Thomas R. Detmer, Associate General Counsel
CUNA Mutual Group
P.O. Box 391
5910 Mineral Point Road
Madison, WI 53701-0391
Re: FCU’s Retention of Benefit Plan Investments Following Employee Separation.
Dear Mr. Detmer:
You have asked if a federal credit union (FCU) investing in the shares of a mutual fund for a particular employee benefit option plan may retain those shares for a limited time after employee separation pending the employee’s decision to exercise an option on the shares. As discussed below, we have no objections to the FCU’s retention of the mutual fund investments under the circumstances you describe.

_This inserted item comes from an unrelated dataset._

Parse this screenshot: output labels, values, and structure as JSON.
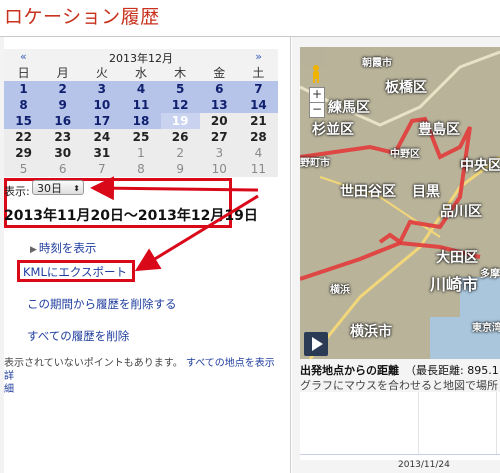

You represent that your plan is similar to the employee benefit option plan we considered in the attached letter from me to Michael P. Connors, dated May 11, 2000. Mutual fund investments, otherwise impermissible for an FCU investing for its own account, are permissible when used to fund an employee benefit plan as described in the Connors letter. In a variation on that plan, you would like to give an employee in your plan a five-year period after separation from the FCU to exercise his or her option. The FCU would continue to hold the underlying shares until the former employee exercises the option or the exercise period expires, whichever occurs first. In discussions with staff, you have noted that these post-separation exercise periods are standard in employee benefit plans used by for-profit corporations and provide tax and other benefits for participating employees.
We have stated previously that an FCU cannot continue to hold an otherwise impermissible investment after an employee retires. This is discussed in a letter from me to Steve Rixman, dated February 26, 1999. The facts in that situation, however, involved a deferred compensation agreement in which all the FCU’s obligations to the employee ended at retirement and so the FCU’s justification for holding the underlying investment ended when the employee retired and left the FCU. Your option plan has a specific, reasonably limited, post-separation option exercise period. An FCU may continue to hold an investment to fund its potential liability to the former employee under such a plan. As in the plan considered in the Connors letter, the investments held by an FCU for your option plan have no direct economic benefit for the FCU. When the FCU’s potential liability ends, either because the former employee exercises the option or the exercise period expires, the FCU must divest itself of the impermissible investment.
Sheila A. Albin
Associate General Counsel